Mr. Schorr. Land Rover's marketing agency, Wunderman Worldwide, manages Land
Rover's branded Twitter account, but all posts are cleared by
communications. One outside agency person has access to the Twitter
accounts, and that person is only a functionary to post
pre-approved content. Communications runs websites, Facebook pages
and Twitter accounts branded InteractiveJaguar and
InteractiveLandRover. Those websites were created and are managed
by Icon Interactive, Ann Arbor, Mich.
"My belief is that communications is better trained and oriented
to deal with the real-time and back-and-forth nature of social
media, but we have a very collaborative and coordinated effort with
marketing," said Mr. Schorr.
Chrysler would not make any marketing executives available to
talk about the episode.

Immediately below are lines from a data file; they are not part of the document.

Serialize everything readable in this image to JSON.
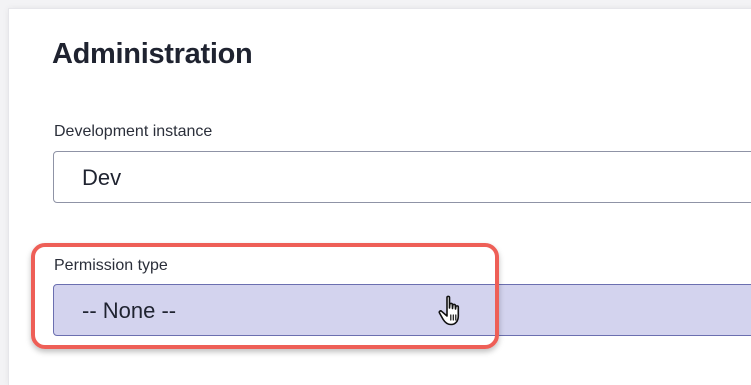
{
  "section": {
    "title": "Administration"
  },
  "fields": {
    "development_instance": {
      "label": "Development instance",
      "value": "Dev"
    },
    "permission_type": {
      "label": "Permission type",
      "selected": "-- None --"
    }
  },
  "colors": {
    "highlight": "#ee5f57",
    "select_background": "#d3d3ee",
    "select_border": "#6b6fb0"
  },
  "icons": {
    "cursor": "hand-pointer-icon"
  }
}
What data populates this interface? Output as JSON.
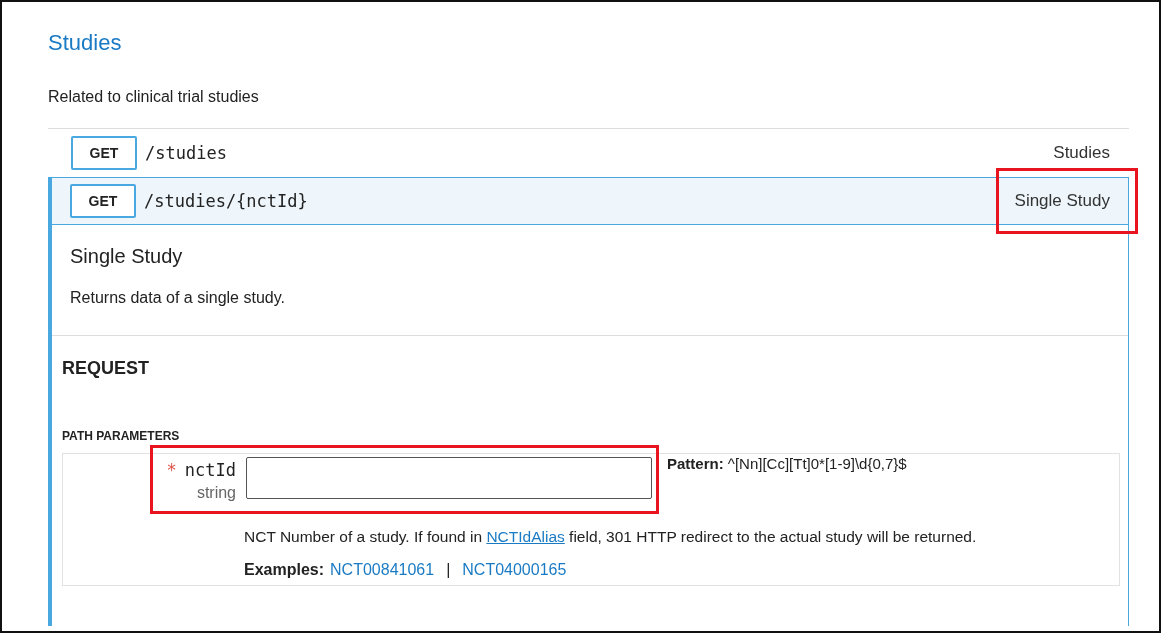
{
  "section": {
    "title": "Studies",
    "description": "Related to clinical trial studies"
  },
  "endpoints": [
    {
      "method": "GET",
      "path": "/studies",
      "summary": "Studies",
      "expanded": false,
      "highlighted": false
    },
    {
      "method": "GET",
      "path": "/studies/{nctId}",
      "summary": "Single Study",
      "expanded": true,
      "highlighted": true,
      "detail": {
        "title": "Single Study",
        "description": "Returns data of a single study.",
        "request_heading": "REQUEST",
        "params_heading": "PATH PARAMETERS",
        "params": [
          {
            "required": true,
            "required_mark": "*",
            "name": "nctId",
            "type": "string",
            "highlighted": true,
            "pattern_label": "Pattern:",
            "pattern": "^[Nn][Cc][Tt]0*[1-9]\\d{0,7}$",
            "description_before": "NCT Number of a study. If found in ",
            "description_link": "NCTIdAlias",
            "description_after": " field, 301 HTTP redirect to the actual study will be returned.",
            "examples_label": "Examples:",
            "examples": [
              "NCT00841061",
              "NCT04000165"
            ],
            "examples_separator": "|"
          }
        ]
      }
    }
  ]
}
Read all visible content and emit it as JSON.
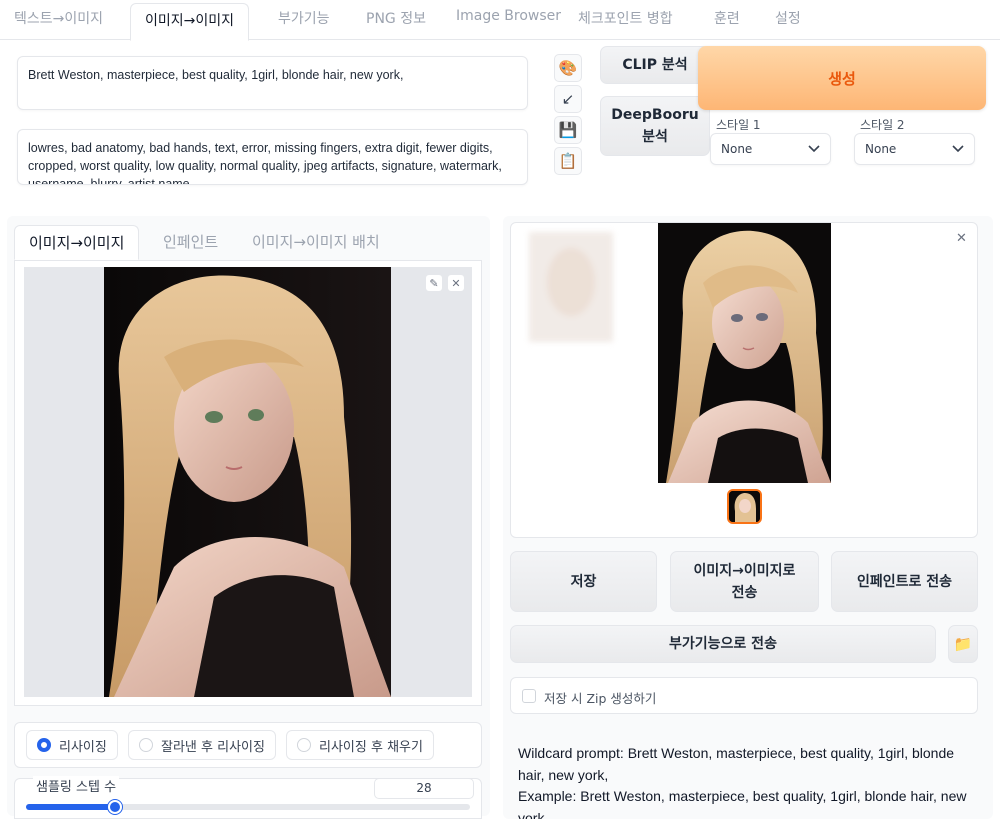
{
  "tabs": [
    {
      "label": "텍스트→이미지"
    },
    {
      "label": "이미지→이미지"
    },
    {
      "label": "부가기능"
    },
    {
      "label": "PNG 정보"
    },
    {
      "label": "Image Browser"
    },
    {
      "label": "체크포인트 병합"
    },
    {
      "label": "훈련"
    },
    {
      "label": "설정"
    }
  ],
  "prompt": {
    "positive": "Brett Weston, masterpiece, best quality, 1girl, blonde hair, new york,",
    "negative": "lowres, bad anatomy, bad hands, text, error, missing fingers, extra digit, fewer digits, cropped, worst quality, low quality, normal quality, jpeg artifacts, signature, watermark, username, blurry, artist name"
  },
  "tools": {
    "paint": "🎨",
    "arrow": "↙",
    "save": "💾",
    "clipboard": "📋"
  },
  "buttons": {
    "clip": "CLIP 분석",
    "deepbooru": "DeepBooru\n분석",
    "generate": "생성"
  },
  "styles": {
    "style1_label": "스타일 1",
    "style1_value": "None",
    "style2_label": "스타일 2",
    "style2_value": "None"
  },
  "subtabs": [
    {
      "label": "이미지→이미지"
    },
    {
      "label": "인페인트"
    },
    {
      "label": "이미지→이미지 배치"
    }
  ],
  "resize_options": [
    {
      "label": "리사이징",
      "selected": true
    },
    {
      "label": "잘라낸 후 리사이징",
      "selected": false
    },
    {
      "label": "리사이징 후 채우기",
      "selected": false
    }
  ],
  "sampling": {
    "label": "샘플링 스텝 수",
    "value": "28",
    "fraction": 0.2
  },
  "output_buttons": {
    "save": "저장",
    "send_img2img": "이미지→이미지로\n전송",
    "send_inpaint": "인페인트로 전송",
    "send_extras": "부가기능으로 전송"
  },
  "zip_checkbox": {
    "label": "저장 시 Zip 생성하기",
    "checked": false
  },
  "info_text": "Wildcard prompt: Brett Weston, masterpiece, best quality, 1girl, blonde hair, new york,\nExample: Brett Weston, masterpiece, best quality, 1girl, blonde hair, new york,",
  "colors": {
    "accent": "#2563eb",
    "generate_text": "#ea580c",
    "generate_bg": "#fdb675",
    "selected_thumb": "#f97316"
  }
}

On its website, Pete Snyder, CEO of NMS,
said the agency "regrets this unfortunate incident. ... We respect
their decision and will work with them to ensure an effective
transition of this business going forward."
He also declined to comment on reports from insiders at Chrysler
that NMS was in a tough spot before its employee dropped the
f-bomb. Mr. Snyder himself was said to have irked the automaker
last month for talking about the company's two-minute Super Bowl ad
starring Eminem the Friday before the game on a news program after
the client had sworn staff and agency to secrecy until kickoff.
That ad introduced the new tagline for Chrysler, "Imported From
Detroit," and is part of a brand positioning the company is
building around "The Motor City" and American values and pride.
The tweet was seen in even harsher light given that campaign
strategy. In the automaker's communication blog to the media,
Chrysler Communications staffer Ed Garstens wrote, "The tweet
denigrated drivers in Detroit and used the fully spelled-out
F-word. It was obviously meant to be posted on the person's
personal Twitter account, and not the Chrysler Brand account where
it appeared. So why were we so sensitive? That commercial featuring
the Chrysler 200, Eminem and the city of Detroit wasn't just an act
of salesmanship. This company is committed to promoting Detroit and
its hard-working people."